Replacing the Doctrine of Christian Discovery and Implementing the United Nations Declaration on the Rights of Indigenous People
Ruth Bader Ginsburg on the Doctrine of Discovery.
Albany Government Law Review Volume 10 Issues 1&2 2016-2017
2009 event archive ‘Roots of Peacemaking: Indigenous Values, Global Crisis’ is the first in an ongoing series of events that include conferences, cultural exchanges and concerts. This is a United Nation International Day of Peace event. It is the result of an ongoing collaboration between the Onondaga Nation and Syracuse University.
The Doctrine, a fundamentally racist philosophy from the 15th century, continues to allow powerful nation-states to dehumanize people and devastate the living earth in their endless search for resources and markets, the delegation said.
Films on the Doctrine of Discovery
We will first to learn about the devastating impacts of the Doctrine of Discovery first hand from the Haudenosaunee, to understand its history, and then to share strategies for addressing this 500+ year-old ongoing human rights violation. Then we will hear from one another and the ways in which religious and faith communities are pushing back against the Doctrine of Discovery.
Papal Bulls of the 15th century gave Christian explorers the right to claim lands they ‘discovered’ and lay claim to those lands for their Christian Monarchs. Any land that was not inhabited by Christians was available to be ‘discovered’, claimed, and exploited. If the ‘pagan’ inhabitants could be converted, they might be spared. If not, they could be enslaved or killed.
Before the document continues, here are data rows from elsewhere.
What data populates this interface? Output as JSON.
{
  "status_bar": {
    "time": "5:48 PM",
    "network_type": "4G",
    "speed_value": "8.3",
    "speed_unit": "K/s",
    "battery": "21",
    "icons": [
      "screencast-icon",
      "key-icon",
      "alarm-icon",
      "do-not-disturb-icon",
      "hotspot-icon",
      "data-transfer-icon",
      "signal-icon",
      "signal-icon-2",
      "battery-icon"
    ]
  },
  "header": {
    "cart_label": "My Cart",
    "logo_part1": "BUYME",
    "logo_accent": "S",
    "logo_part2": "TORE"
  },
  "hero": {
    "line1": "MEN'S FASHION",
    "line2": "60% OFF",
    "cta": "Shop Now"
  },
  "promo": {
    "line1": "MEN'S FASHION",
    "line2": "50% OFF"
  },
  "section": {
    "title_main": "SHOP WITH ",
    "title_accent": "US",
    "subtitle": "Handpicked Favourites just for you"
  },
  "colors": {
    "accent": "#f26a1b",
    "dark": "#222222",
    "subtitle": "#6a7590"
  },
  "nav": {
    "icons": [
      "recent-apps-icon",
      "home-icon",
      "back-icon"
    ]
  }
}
Papal Bulls that create the foundation of the Doctrine of Discovery